There were 25 “Big Boy” steam locomotives built by American Locomotive Company between 1941 and 1944. Of those, eight remain in existence but none were operational - until now.
After five years of restoration, Big Boy No. 4014 is headed out on tour to commemorate the 150th anniversary of the Transcontinental Railroad.
According to coverage in Business Insider, Big Boys were designed to carry freight between Utah and Wyoming. Not surprisingly, the Big Boy is BIG: it’s said to be longer than two city buses, and it weighs more than a sold-out Boeing 74.
Two massive engines and a 250-ton boiler support Big Boy’s ability to haul cargo up steep mountain grades, and the locomotive is even reported to be able to pull the equivalent of 16 Statues of Liberty at once. Weird illustration, but… you get the picture.

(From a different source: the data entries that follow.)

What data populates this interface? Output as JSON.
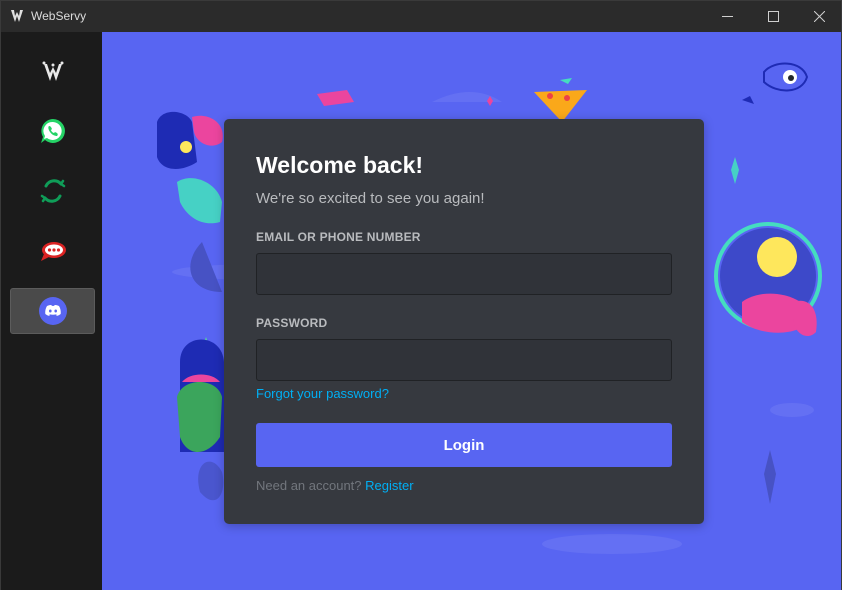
{
  "window": {
    "title": "WebServy",
    "controls": [
      "minimize-icon",
      "maximize-icon",
      "close-icon"
    ]
  },
  "sidebar": {
    "items": [
      {
        "name": "webservy",
        "icon": "webservy-logo-icon",
        "active": false
      },
      {
        "name": "whatsapp",
        "icon": "whatsapp-icon",
        "active": false
      },
      {
        "name": "hangouts",
        "icon": "hangouts-icon",
        "active": false
      },
      {
        "name": "rocketchat",
        "icon": "rocketchat-icon",
        "active": false
      },
      {
        "name": "discord",
        "icon": "discord-icon",
        "active": true
      }
    ]
  },
  "login": {
    "heading": "Welcome back!",
    "subtitle": "We're so excited to see you again!",
    "email_label": "EMAIL OR PHONE NUMBER",
    "email_value": "",
    "password_label": "PASSWORD",
    "password_value": "",
    "forgot": "Forgot your password?",
    "login_button": "Login",
    "need_account": "Need an account?",
    "register": "Register"
  },
  "colors": {
    "background": "#5865f2",
    "card": "#36393f",
    "input": "#303339",
    "link": "#00aff4",
    "button": "#5865f2"
  }
}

Jim Wrinn, editor of Trains magazine, reportedly said that industry experts considered this train so complex they never thought it would be possible to restore one to a fully operational state. He called it the railroad version of the Goodyear blimp and estimated it probably cost about $4 million to restore.
One big change to modernize the 4014 was converting its energy source from coal to fuel oil to keep the drivers from becoming covered in soot.